* Problem to solve *
Word for word, print the entries that follow.

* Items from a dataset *
------

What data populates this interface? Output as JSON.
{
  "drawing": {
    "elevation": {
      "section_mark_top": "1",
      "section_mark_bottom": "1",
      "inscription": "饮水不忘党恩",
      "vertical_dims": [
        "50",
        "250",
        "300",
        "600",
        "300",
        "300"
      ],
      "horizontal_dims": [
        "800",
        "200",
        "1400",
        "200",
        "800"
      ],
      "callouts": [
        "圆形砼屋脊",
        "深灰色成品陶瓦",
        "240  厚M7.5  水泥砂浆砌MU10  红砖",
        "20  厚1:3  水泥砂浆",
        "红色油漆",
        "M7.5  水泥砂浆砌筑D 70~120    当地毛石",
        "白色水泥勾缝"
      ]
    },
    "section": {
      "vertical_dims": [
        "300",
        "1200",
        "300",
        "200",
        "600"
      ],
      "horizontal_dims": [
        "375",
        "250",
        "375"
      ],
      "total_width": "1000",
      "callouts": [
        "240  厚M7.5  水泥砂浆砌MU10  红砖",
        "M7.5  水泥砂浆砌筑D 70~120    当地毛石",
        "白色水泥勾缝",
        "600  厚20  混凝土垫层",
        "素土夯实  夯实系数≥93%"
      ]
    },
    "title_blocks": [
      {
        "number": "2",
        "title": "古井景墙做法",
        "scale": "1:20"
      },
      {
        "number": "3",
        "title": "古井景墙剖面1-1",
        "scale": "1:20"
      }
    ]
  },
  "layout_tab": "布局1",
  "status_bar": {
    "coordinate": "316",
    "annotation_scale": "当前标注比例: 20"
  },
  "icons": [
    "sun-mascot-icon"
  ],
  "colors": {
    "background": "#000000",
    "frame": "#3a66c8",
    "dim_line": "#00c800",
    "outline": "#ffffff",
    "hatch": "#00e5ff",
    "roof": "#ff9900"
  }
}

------

* Exercise solution *
What data populates this interface? Output as JSON.
{
  "drawing": {
    "elevation": {
      "section_mark_top": "1",
      "section_mark_bottom": "1",
      "inscription": "饮水不忘党恩",
      "vertical_dims": [
        "50",
        "250",
        "300",
        "600",
        "300",
        "300"
      ],
      "horizontal_dims": [
        "800",
        "200",
        "1400",
        "200",
        "800"
      ],
      "callouts": [
        "圆形砼屋脊",
        "深灰色成品陶瓦",
        "240  厚M7.5  水泥砂浆砌MU10  红砖",
        "20  厚1:3  水泥砂浆",
        "红色油漆",
        "M7.5  水泥砂浆砌筑D 70~120    当地毛石",
        "白色水泥勾缝"
      ]
    },
    "section": {
      "vertical_dims": [
        "300",
        "1200",
        "300",
        "200",
        "600"
      ],
      "horizontal_dims": [
        "375",
        "250",
        "375"
      ],
      "total_width": "1000",
      "callouts": [
        "240  厚M7.5  水泥砂浆砌MU10  红砖",
        "M7.5  水泥砂浆砌筑D 70~120    当地毛石",
        "白色水泥勾缝",
        "600  厚20  混凝土垫层",
        "素土夯实  夯实系数≥93%"
      ]
    },
    "title_blocks": [
      {
        "number": "2",
        "title": "古井景墙做法",
        "scale": "1:20"
      },
      {
        "number": "3",
        "title": "古井景墙剖面1-1",
        "scale": "1:20"
      }
    ]
  },
  "layout_tab": "布局1",
  "status_bar": {
    "coordinate": "316",
    "annotation_scale": "当前标注比例: 20"
  },
  "icons": [
    "sun-mascot-icon"
  ],
  "colors": {
    "background": "#000000",
    "frame": "#3a66c8",
    "dim_line": "#00c800",
    "outline": "#ffffff",
    "hatch": "#00e5ff",
    "roof": "#ff9900"
  }
}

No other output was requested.